* What you need to do:
Among the entries below, tally the lines that include "JSON", and give the number alone.

[Opening Records supplied section]

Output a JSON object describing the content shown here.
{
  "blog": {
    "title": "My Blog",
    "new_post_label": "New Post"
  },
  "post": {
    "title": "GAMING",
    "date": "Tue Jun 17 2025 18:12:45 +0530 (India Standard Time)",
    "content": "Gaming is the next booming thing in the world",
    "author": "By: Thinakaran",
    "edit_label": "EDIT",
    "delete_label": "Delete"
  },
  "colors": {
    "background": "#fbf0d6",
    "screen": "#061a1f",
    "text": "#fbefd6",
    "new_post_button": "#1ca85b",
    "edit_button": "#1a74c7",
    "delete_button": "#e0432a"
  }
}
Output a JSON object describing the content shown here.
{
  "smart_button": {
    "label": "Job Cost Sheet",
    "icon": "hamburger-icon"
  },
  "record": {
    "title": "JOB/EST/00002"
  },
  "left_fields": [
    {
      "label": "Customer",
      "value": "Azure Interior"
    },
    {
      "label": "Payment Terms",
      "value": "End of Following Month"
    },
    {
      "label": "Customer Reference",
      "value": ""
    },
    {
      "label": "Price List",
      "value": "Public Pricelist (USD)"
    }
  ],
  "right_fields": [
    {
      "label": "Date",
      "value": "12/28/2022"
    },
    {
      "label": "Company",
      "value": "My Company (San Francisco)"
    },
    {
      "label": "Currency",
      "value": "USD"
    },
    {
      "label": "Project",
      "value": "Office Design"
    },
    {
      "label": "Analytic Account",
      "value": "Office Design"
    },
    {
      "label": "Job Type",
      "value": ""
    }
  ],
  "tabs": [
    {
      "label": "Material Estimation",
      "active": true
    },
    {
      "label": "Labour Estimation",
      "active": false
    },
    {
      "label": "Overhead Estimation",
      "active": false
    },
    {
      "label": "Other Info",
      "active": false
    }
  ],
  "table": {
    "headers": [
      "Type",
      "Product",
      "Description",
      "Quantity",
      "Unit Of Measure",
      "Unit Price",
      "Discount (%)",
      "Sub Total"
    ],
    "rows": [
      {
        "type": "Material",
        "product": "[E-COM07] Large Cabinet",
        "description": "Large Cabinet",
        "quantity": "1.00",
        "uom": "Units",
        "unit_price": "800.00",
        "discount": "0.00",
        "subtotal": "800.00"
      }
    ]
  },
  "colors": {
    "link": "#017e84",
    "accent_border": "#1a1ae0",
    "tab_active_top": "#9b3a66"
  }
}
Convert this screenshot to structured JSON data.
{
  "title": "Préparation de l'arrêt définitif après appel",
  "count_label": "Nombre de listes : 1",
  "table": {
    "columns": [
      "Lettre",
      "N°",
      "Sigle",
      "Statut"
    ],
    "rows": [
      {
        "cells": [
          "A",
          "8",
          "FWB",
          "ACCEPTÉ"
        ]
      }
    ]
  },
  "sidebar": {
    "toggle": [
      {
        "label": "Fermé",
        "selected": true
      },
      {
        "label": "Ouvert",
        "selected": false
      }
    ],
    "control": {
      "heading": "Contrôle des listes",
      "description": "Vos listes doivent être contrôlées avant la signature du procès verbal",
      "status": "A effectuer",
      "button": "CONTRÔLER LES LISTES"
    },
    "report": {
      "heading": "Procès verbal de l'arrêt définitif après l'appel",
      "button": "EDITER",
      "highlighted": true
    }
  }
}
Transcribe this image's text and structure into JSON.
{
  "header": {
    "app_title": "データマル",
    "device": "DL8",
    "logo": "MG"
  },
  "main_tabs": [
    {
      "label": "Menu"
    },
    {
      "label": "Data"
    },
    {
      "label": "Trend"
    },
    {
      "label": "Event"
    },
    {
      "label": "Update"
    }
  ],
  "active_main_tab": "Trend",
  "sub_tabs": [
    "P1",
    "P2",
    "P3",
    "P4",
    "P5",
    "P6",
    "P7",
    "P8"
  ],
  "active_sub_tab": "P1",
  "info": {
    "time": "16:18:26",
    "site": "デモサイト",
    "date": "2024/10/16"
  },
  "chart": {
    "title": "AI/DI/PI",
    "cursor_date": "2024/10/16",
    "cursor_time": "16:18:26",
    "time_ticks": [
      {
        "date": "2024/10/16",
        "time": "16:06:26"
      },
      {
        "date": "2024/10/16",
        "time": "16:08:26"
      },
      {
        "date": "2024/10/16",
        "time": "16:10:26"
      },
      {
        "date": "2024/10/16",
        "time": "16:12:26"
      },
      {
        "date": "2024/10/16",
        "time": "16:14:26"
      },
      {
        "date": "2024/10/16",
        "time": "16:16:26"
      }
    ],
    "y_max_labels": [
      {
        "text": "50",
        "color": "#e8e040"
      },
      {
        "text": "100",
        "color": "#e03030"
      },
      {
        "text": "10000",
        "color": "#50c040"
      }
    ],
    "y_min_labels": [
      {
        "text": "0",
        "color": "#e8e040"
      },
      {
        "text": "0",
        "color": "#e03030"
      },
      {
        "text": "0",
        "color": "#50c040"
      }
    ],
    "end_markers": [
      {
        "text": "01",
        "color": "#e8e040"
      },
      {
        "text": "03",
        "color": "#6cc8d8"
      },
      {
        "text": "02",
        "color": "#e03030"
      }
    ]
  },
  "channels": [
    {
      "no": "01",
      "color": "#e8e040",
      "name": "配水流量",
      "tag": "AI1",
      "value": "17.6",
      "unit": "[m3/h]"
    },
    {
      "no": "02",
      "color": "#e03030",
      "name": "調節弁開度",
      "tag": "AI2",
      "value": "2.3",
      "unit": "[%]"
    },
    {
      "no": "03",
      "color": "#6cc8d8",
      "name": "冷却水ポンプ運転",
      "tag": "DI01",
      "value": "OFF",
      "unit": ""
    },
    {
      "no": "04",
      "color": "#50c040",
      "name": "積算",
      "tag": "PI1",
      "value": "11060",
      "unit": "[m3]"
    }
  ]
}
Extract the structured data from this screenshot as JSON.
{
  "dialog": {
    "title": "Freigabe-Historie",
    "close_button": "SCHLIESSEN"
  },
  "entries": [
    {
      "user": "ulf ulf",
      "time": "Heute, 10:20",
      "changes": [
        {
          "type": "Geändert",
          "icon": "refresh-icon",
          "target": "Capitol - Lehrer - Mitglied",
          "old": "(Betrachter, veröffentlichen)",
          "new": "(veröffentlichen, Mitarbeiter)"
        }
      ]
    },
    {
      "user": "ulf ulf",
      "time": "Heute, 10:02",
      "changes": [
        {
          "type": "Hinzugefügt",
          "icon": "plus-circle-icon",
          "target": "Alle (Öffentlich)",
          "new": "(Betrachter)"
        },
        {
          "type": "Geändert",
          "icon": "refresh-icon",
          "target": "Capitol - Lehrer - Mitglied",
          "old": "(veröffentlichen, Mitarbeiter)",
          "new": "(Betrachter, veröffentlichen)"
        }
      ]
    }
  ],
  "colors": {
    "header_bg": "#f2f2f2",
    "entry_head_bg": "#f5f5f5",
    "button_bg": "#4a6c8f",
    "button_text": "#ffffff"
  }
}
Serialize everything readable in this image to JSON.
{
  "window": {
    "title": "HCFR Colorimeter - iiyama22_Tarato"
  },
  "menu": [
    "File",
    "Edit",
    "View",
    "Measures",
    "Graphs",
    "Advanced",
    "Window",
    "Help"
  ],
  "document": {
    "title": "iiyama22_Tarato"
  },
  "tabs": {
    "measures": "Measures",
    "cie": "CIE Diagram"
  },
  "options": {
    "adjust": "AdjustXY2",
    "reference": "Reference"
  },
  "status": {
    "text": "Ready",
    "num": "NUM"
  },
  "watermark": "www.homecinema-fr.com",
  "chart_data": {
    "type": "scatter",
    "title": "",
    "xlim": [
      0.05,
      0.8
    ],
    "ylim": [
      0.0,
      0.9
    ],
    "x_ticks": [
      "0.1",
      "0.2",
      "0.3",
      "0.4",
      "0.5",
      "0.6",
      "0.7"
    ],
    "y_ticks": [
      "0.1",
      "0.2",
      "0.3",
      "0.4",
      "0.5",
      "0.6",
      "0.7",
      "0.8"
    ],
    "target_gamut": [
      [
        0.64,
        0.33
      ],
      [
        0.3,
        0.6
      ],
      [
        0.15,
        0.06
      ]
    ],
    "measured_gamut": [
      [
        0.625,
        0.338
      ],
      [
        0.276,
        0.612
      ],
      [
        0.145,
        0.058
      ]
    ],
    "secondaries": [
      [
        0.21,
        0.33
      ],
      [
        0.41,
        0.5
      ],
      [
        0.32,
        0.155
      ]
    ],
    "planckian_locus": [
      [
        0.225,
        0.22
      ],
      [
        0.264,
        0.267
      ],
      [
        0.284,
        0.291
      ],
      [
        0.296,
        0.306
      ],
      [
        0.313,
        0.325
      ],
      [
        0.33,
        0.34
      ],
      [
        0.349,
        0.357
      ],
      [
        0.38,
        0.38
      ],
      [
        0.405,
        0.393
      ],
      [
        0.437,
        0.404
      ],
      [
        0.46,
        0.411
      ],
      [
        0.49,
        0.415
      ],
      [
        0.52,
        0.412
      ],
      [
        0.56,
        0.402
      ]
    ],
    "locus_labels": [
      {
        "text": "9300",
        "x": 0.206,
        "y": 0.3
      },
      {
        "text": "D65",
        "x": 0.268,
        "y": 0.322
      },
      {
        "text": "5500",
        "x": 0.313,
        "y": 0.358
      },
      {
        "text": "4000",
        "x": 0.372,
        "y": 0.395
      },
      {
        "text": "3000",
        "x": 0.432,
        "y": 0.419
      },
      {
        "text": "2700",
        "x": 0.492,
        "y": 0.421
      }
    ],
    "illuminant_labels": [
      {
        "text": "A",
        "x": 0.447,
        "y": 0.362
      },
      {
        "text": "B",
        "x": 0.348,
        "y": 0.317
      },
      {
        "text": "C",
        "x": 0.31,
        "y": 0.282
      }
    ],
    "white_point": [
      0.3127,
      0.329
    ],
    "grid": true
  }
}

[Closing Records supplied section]

* Result of this exercise:
6